“I feel I must speak one word before I leave you, even if it be out of season. With the recollection of last night still so fresh, even the serious things of life seem trifles, far more its small conventionalities. Mr. Lyndsay, your friend has made his choice, but you are dallying between belief and unbelief. Oh, do not dally long! We need no spirit from the dead to tell us life is short. Do we not feel it passing quicker and quicker every year? The one thing that is serious in all its shows and delusions is the question it puts to each one of us, and which we answer to our eternal loss or gain. Many different voices call to us in this age of false prophets, but one only threatens as well as invites. Would it not be only wise, prudent even, to give the preference to that?
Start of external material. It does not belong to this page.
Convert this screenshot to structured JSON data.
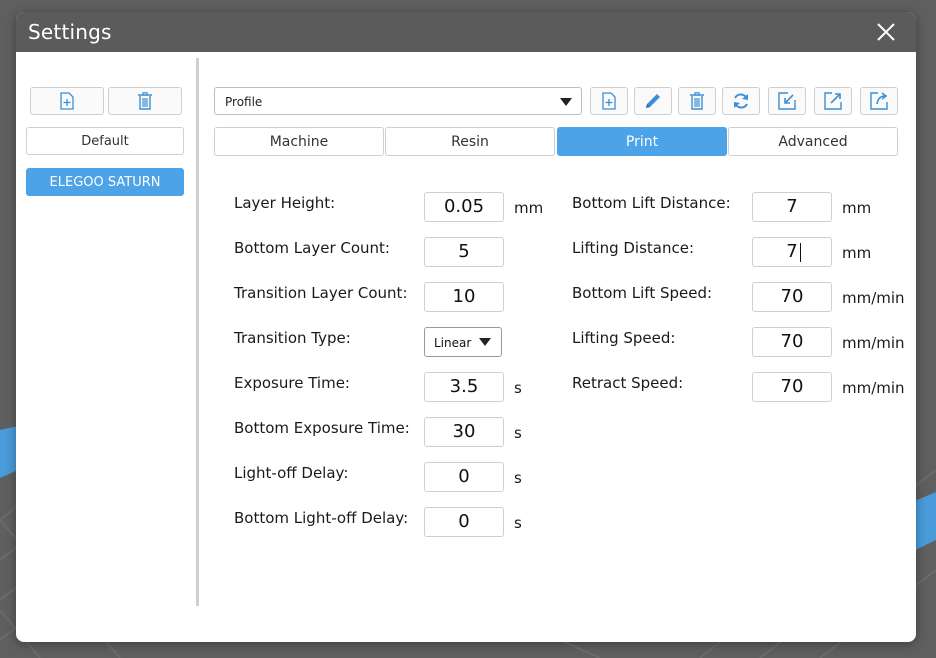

Mr. Lyndsay, I beseech you, accept the teaching of the Church, which is one with that of conscience and of nature, and believe that there is a God, a Sovereign, a Lawgiver, a Judge.”
He was gone, and I still stood thinking of his words, and of his gaze while he spoke them.
The mists were all gone, now, leaving behind them in shimmering dewdrops an iridescent veil on mead and copse and garden; the river gleamed in diamond curves and loops, while in the covert near me the birds were singing as if from hearts that over-brimmed with joy.
And slowly, sadly, I repeated to myself the words—Sovereign, Lawgiver, Judge.
I was hungering for bread; I was given a stone.
MRS. MOLYNEUX’S GOSPEL
“The room is all ready now,” said Lady Atherley, “but Lucinda has never written to say what train she is coming by.”
“A good thing, too,” said Atherley; “we shall not have to send for her. Those unlucky horses are worked off their legs already. Is that the carriage coming back from Rood Warren? Harold, run and stop it, and tell Marsh to drive round to the door before he goes to the stables. I may as well have a lift down to the other end of the village.”
“What do you want to do at the other end of the village?”
“I don’t want to do anything, but my unlucky fate as a landowner compels me to go over and look at an eel-weir which has just burst. Lindy, come along with me, and cheer me up with one of your ghost stories. You are as good as a Christmas annual.”
“And on your way back,” said Lady Atherley, “would you mind the carriage stopping to leave some brandy at Monk’s? Mr. Austyn told me last night he was so weak, and the doctor has ordered him brandy every hour.”
Atherley was disappointed with what he called my last edition of the ghost; he complained that it was little more definite than the Canon’s.